**WHAT YOU NEED TO DO**.
Give the data below again exactly as written, without its pictures.

*** Block opens ***

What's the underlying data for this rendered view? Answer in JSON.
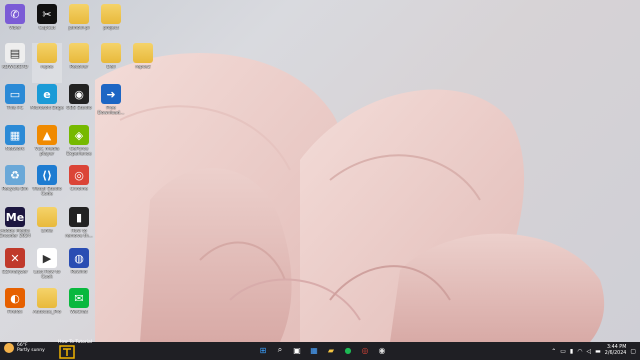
{
  "desktop": {
    "icons": [
      {
        "label": "Viber",
        "glyph": "✆",
        "color": "#7b5cd6"
      },
      {
        "label": "CapCut",
        "glyph": "✂",
        "color": "#111111"
      },
      {
        "label": "jamovi-pi",
        "glyph": "",
        "color": "folder"
      },
      {
        "label": "project",
        "glyph": "",
        "color": "folder"
      },
      {
        "label": "KDWC6E7D",
        "glyph": "▤",
        "color": "#eeeeee"
      },
      {
        "label": "repos",
        "glyph": "",
        "color": "folder"
      },
      {
        "label": "Recover",
        "glyph": "",
        "color": "folder"
      },
      {
        "label": "Dell",
        "glyph": "",
        "color": "folder"
      },
      {
        "label": "repos2",
        "glyph": "",
        "color": "folder"
      },
      {
        "label": "This PC",
        "glyph": "▭",
        "color": "#2b8ad6"
      },
      {
        "label": "Microsoft Edge",
        "glyph": "e",
        "color": "#1b9bd7"
      },
      {
        "label": "OBS Studio",
        "glyph": "◉",
        "color": "#222222"
      },
      {
        "label": "Free Download...",
        "glyph": "➜",
        "color": "#1d66c4"
      },
      {
        "label": "Network",
        "glyph": "▦",
        "color": "#2b8ad6"
      },
      {
        "label": "VLC media player",
        "glyph": "▲",
        "color": "#f08a00"
      },
      {
        "label": "GeForce Experience",
        "glyph": "◈",
        "color": "#76b900"
      },
      {
        "label": "Recycle Bin",
        "glyph": "♻",
        "color": "#6aa8d8"
      },
      {
        "label": "Visual Studio Code",
        "glyph": "⟨⟩",
        "color": "#1e7cd1"
      },
      {
        "label": "Chrome",
        "glyph": "◎",
        "color": "#db4437"
      },
      {
        "label": "Adobe Media Encoder 2024",
        "glyph": "Me",
        "color": "#1c1640"
      },
      {
        "label": "Links",
        "glyph": "",
        "color": "folder"
      },
      {
        "label": "How to remove th...",
        "glyph": "▮",
        "color": "#222222"
      },
      {
        "label": "EZAnalyzer",
        "glyph": "✕",
        "color": "#c0392b"
      },
      {
        "label": "Lust How to Cook",
        "glyph": "▶",
        "color": "#ffffff"
      },
      {
        "label": "Rewind",
        "glyph": "◍",
        "color": "#2a4db3"
      },
      {
        "label": "Firefox",
        "glyph": "◐",
        "color": "#e66000"
      },
      {
        "label": "Autocue_Pro",
        "glyph": "",
        "color": "folder"
      },
      {
        "label": "WeChat",
        "glyph": "✉",
        "color": "#09b83e"
      }
    ]
  },
  "taskbar": {
    "weather_temp": "66°F",
    "weather_desc": "Partly sunny",
    "logo_text": "How To Tutorial",
    "apps": [
      {
        "name": "windows-start-icon",
        "glyph": "⊞",
        "color": "#3aa0ff"
      },
      {
        "name": "search-icon",
        "glyph": "⌕",
        "color": "#ffffff"
      },
      {
        "name": "task-view-icon",
        "glyph": "▣",
        "color": "#ffffff"
      },
      {
        "name": "store-icon",
        "glyph": "▦",
        "color": "#4aa3ff"
      },
      {
        "name": "file-explorer-icon",
        "glyph": "▰",
        "color": "#f5c542"
      },
      {
        "name": "spotify-icon",
        "glyph": "●",
        "color": "#1db954"
      },
      {
        "name": "chrome-icon",
        "glyph": "◎",
        "color": "#db4437"
      },
      {
        "name": "recording-icon",
        "glyph": "◉",
        "color": "#dddddd"
      }
    ],
    "clock_time": "3:44 PM",
    "clock_date": "2/6/2024"
  }
}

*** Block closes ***

**PROBLEM SOLUTION**.
What's the underlying data for this rendered view? Answer in JSON.
{
  "desktop": {
    "icons": [
      {
        "label": "Viber",
        "glyph": "✆",
        "color": "#7b5cd6"
      },
      {
        "label": "CapCut",
        "glyph": "✂",
        "color": "#111111"
      },
      {
        "label": "jamovi-pi",
        "glyph": "",
        "color": "folder"
      },
      {
        "label": "project",
        "glyph": "",
        "color": "folder"
      },
      {
        "label": "KDWC6E7D",
        "glyph": "▤",
        "color": "#eeeeee"
      },
      {
        "label": "repos",
        "glyph": "",
        "color": "folder"
      },
      {
        "label": "Recover",
        "glyph": "",
        "color": "folder"
      },
      {
        "label": "Dell",
        "glyph": "",
        "color": "folder"
      },
      {
        "label": "repos2",
        "glyph": "",
        "color": "folder"
      },
      {
        "label": "This PC",
        "glyph": "▭",
        "color": "#2b8ad6"
      },
      {
        "label": "Microsoft Edge",
        "glyph": "e",
        "color": "#1b9bd7"
      },
      {
        "label": "OBS Studio",
        "glyph": "◉",
        "color": "#222222"
      },
      {
        "label": "Free Download...",
        "glyph": "➜",
        "color": "#1d66c4"
      },
      {
        "label": "Network",
        "glyph": "▦",
        "color": "#2b8ad6"
      },
      {
        "label": "VLC media player",
        "glyph": "▲",
        "color": "#f08a00"
      },
      {
        "label": "GeForce Experience",
        "glyph": "◈",
        "color": "#76b900"
      },
      {
        "label": "Recycle Bin",
        "glyph": "♻",
        "color": "#6aa8d8"
      },
      {
        "label": "Visual Studio Code",
        "glyph": "⟨⟩",
        "color": "#1e7cd1"
      },
      {
        "label": "Chrome",
        "glyph": "◎",
        "color": "#db4437"
      },
      {
        "label": "Adobe Media Encoder 2024",
        "glyph": "Me",
        "color": "#1c1640"
      },
      {
        "label": "Links",
        "glyph": "",
        "color": "folder"
      },
      {
        "label": "How to remove th...",
        "glyph": "▮",
        "color": "#222222"
      },
      {
        "label": "EZAnalyzer",
        "glyph": "✕",
        "color": "#c0392b"
      },
      {
        "label": "Lust How to Cook",
        "glyph": "▶",
        "color": "#ffffff"
      },
      {
        "label": "Rewind",
        "glyph": "◍",
        "color": "#2a4db3"
      },
      {
        "label": "Firefox",
        "glyph": "◐",
        "color": "#e66000"
      },
      {
        "label": "Autocue_Pro",
        "glyph": "",
        "color": "folder"
      },
      {
        "label": "WeChat",
        "glyph": "✉",
        "color": "#09b83e"
      }
    ]
  },
  "taskbar": {
    "weather_temp": "66°F",
    "weather_desc": "Partly sunny",
    "logo_text": "How To Tutorial",
    "apps": [
      {
        "name": "windows-start-icon",
        "glyph": "⊞",
        "color": "#3aa0ff"
      },
      {
        "name": "search-icon",
        "glyph": "⌕",
        "color": "#ffffff"
      },
      {
        "name": "task-view-icon",
        "glyph": "▣",
        "color": "#ffffff"
      },
      {
        "name": "store-icon",
        "glyph": "▦",
        "color": "#4aa3ff"
      },
      {
        "name": "file-explorer-icon",
        "glyph": "▰",
        "color": "#f5c542"
      },
      {
        "name": "spotify-icon",
        "glyph": "●",
        "color": "#1db954"
      },
      {
        "name": "chrome-icon",
        "glyph": "◎",
        "color": "#db4437"
      },
      {
        "name": "recording-icon",
        "glyph": "◉",
        "color": "#dddddd"
      }
    ],
    "clock_time": "3:44 PM",
    "clock_date": "2/6/2024"
  }
}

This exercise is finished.